It may come as a surprise to those living south of the Mason-Dixon Line that college football started in the Northeast during the late 19th century, conceived in part as a way for the children of the Eastern Establishment to establish their manhood.  Theodore Roosevelt and others embraced it as a way to toughen a generation too young to have experienced combat in the Civil War.  By the 1920s, college football had established itself in the South, eventually becoming the region’s passion and most popular sport.

The rise of the SEC reflects, among other things, the shift in population away from the Northeast and toward the Sunbelt since the Second World War.   Weapons production and the expansion of military bases in the region during the war brought new people to the area and this trend continued as Cold War defense spending created a peacetime military establishment.  Strong chairmen of the Senate Armed Services Committee, such as Richard Russell of Georgia and John Stennis of Mississippi, used their clout to locate bases in the region and funnel defense contracts to local plants.  The Eisenhower Administration started the interstate highway system during the 1950s, which strengthened transportation in the relatively poor region, paving the way for population growth. 

With an improved infrastructure and lower labor costs as an attraction, manufacturing and other businesses left the unionized Northeast and Midwest for the nonunion South.   Foreign companies followed, with BMW, Mercedes, and Nissan building plants in South Carolina, Alabama, and Mississippi, respectively.  Over the last half-century, economic differences between the South and the rest of the country have narrowed considerably, with per capita incomes nearly reaching parity. 

Improved race relations were essential to the South’s renaissance, as it was impossible for the region to move forward economically under Jim Crow, which restrained the potential of its black citizens. It is no coincidence that the much of the economic growth in the area has come since the passage of the Civil Rights Act of 1964 and Voting Rights Act of 1965, which ended legal segregation.  Indeed, business leaders in the area were often instrumental in pushing for change, not because of a humanitarian concern, but because of an understanding that racial disputes discouraged national and international investment.

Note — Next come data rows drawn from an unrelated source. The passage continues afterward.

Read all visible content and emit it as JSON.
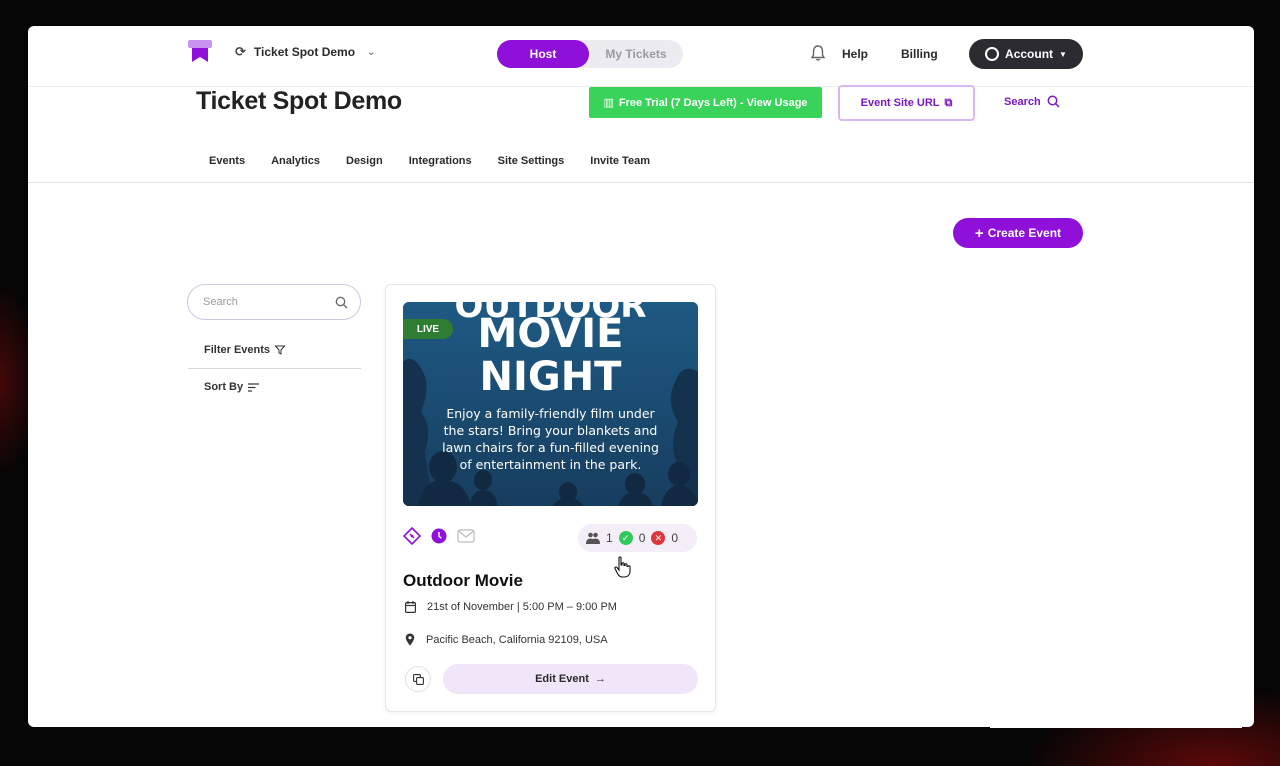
{
  "topbar": {
    "org_name": "Ticket Spot Demo",
    "toggle": {
      "host": "Host",
      "my_tickets": "My Tickets"
    },
    "help": "Help",
    "billing": "Billing",
    "account": "Account"
  },
  "header": {
    "title": "Ticket Spot Demo",
    "trial": "Free Trial (7 Days Left) - View Usage",
    "site_url": "Event Site URL",
    "search": "Search"
  },
  "nav": [
    "Events",
    "Analytics",
    "Design",
    "Integrations",
    "Site Settings",
    "Invite Team"
  ],
  "create_event": "Create Event",
  "sidebar": {
    "search_placeholder": "Search",
    "filter": "Filter Events",
    "sort": "Sort By"
  },
  "event": {
    "status": "LIVE",
    "poster": {
      "top": "OUTDOOR",
      "line1": "MOVIE",
      "line2": "NIGHT",
      "desc": "Enjoy a family-friendly film under the stars! Bring your blankets and lawn chairs for a fun-filled evening of entertainment in the park."
    },
    "stats": {
      "attendees": "1",
      "checked_in": "0",
      "cancelled": "0"
    },
    "title": "Outdoor Movie",
    "date": "21st of November | 5:00 PM – 9:00 PM",
    "location": "Pacific Beach, California 92109, USA",
    "edit": "Edit Event"
  },
  "colors": {
    "brand": "#8f10d8",
    "trial": "#39d35a",
    "live": "#2e7d32"
  }
}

Before the civil rights era, Southern schools did not recruit black players and were often unwilling to even play against integrated teams.  Top black players went to Northern conferences like the Big Ten or to historically black colleges (HBCUs).  Throughout the Jim Crow era and in its immediate aftermath, Grambling, under head coach Eddie Robinson, was an HBCU powerhouse with players like NFL Hall of Fame receiver Charlie Joiner and Doug Williams, the first black quarterback to win a Super Bowl.    SEC teams squandered hometown talent, as the University of Mississippi eschewed recruiting Walter Payton, who later became the NFL’s all-time leading rusher.  Payton stayed in state to play at Jackson State, another historically black college.

After the passage of the civil rights laws, the SEC gradually embraced recruiting black players.  Vanderbilt and Kentucky became the first schools to do so in 1966 and eventually the legendary Alabama coach Bear Bryant revived the Crimson Tide in the 1970s by aggressively pursuing African American athletes.  In the early years of the post-Jim Crow era, some black players were likely reluctant to play for teams in the South because of strong memories of the violence of the civil rights era. Indeed, I believe the dominance of the conference today is in part due to the fading memories of the upheavals of the 1950s and 60s, as African American athletes are now more enthusiastic about playing in the Old Confederacy.  In particular, the success of many black quarterbacks in the SEC over the last decade would have seemed unlikely a generation ago.

Today, the SEC is the top football conference and the South is the fastest-growing region of the country, both economically and in terms of population growth.  Of course, the gains have been uneven, as Virginia, North Carolina, and Georgia are more prosperous than Mississippi, Alabama, and Arkansas.  While race relations have improved and black players dominate the field, some barriers still remain.  As of 2012, there have been only three black head coaches in the history of the conference.